--- EXERCISE INSTRUCTIONS ---
Gather each line in the entries that includes the string "text".

--- Data items ---
________
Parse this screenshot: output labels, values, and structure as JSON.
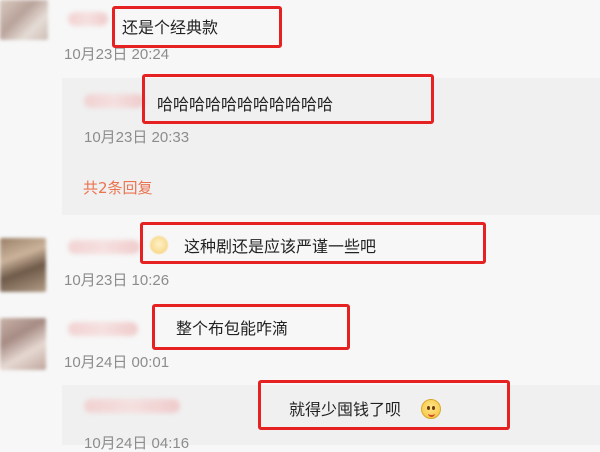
{
  "comments": [
    {
      "text": "还是个经典款",
      "time": "10月23日 20:24"
    },
    {
      "text": "这种剧还是应该严谨一些吧",
      "time": "10月23日 10:26"
    },
    {
      "text": "整个布包能咋滴",
      "time": "10月24日 00:01"
    }
  ],
  "replies": [
    {
      "text": "哈哈哈哈哈哈哈哈哈哈哈",
      "time": "10月23日 20:33",
      "more": "共2条回复"
    },
    {
      "text": "就得少囤钱了呗",
      "time": "10月24日 04:16"
    }
  ],
  "colors": {
    "annotation": "#e62121",
    "more_link": "#eb7350",
    "timestamp": "#8c8c8c"
  }
}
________
--- RESULT FOR THIS EXERCISE ---
      "text": "还是个经典款",
      "text": "这种剧还是应该严谨一些吧",
      "text": "整个布包能咋滴",
      "text": "哈哈哈哈哈哈哈哈哈哈哈",
      "text": "就得少囤钱了呗",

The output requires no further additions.